PROMPT. Whenever a line below mentions the word "vols", that line should be copied.

━━━━━━━━

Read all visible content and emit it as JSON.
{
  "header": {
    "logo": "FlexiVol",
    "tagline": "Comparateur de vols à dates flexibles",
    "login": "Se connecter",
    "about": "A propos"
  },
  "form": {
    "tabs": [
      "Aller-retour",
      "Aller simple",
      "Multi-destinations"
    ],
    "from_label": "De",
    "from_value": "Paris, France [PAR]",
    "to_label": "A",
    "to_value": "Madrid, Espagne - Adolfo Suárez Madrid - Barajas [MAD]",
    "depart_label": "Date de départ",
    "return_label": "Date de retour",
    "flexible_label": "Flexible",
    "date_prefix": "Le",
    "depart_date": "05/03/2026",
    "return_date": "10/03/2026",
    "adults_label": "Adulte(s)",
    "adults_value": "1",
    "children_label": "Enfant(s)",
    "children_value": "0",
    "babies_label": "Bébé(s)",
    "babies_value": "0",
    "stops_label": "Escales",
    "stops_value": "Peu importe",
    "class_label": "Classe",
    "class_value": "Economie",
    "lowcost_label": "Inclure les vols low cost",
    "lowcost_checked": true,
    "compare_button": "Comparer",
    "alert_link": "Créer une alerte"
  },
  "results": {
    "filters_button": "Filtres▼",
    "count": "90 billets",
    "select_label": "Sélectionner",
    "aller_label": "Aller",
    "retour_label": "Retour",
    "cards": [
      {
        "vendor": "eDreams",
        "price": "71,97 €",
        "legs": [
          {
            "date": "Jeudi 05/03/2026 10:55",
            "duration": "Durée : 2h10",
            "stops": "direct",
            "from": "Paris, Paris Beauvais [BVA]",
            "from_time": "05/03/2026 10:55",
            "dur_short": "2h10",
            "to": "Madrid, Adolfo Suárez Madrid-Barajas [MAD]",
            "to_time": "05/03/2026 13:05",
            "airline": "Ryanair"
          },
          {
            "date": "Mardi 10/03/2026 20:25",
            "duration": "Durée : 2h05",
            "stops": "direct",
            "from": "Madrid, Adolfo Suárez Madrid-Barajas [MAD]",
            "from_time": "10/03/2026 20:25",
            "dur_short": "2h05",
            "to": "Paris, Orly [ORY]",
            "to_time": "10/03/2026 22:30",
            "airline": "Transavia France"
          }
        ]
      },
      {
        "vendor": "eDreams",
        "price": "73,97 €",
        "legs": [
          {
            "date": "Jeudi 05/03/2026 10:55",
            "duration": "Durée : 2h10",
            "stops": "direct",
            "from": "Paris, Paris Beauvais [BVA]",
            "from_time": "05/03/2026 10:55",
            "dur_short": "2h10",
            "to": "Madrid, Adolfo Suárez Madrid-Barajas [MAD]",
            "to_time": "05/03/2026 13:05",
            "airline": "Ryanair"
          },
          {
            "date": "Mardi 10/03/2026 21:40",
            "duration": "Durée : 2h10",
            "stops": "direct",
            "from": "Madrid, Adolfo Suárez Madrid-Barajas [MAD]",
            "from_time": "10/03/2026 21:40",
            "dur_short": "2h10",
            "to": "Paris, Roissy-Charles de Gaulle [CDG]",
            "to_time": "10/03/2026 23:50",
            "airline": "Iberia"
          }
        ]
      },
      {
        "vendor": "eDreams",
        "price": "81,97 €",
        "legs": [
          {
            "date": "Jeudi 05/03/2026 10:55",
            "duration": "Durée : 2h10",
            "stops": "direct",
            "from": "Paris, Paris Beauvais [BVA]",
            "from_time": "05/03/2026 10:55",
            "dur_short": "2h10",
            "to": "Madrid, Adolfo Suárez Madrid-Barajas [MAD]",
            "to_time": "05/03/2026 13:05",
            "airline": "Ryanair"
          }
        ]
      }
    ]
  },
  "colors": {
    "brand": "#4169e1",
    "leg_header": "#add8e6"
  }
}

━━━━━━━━

TASK SOLUTION.
    "tagline": "Comparateur de vols à dates flexibles",
    "lowcost_label": "Inclure les vols low cost",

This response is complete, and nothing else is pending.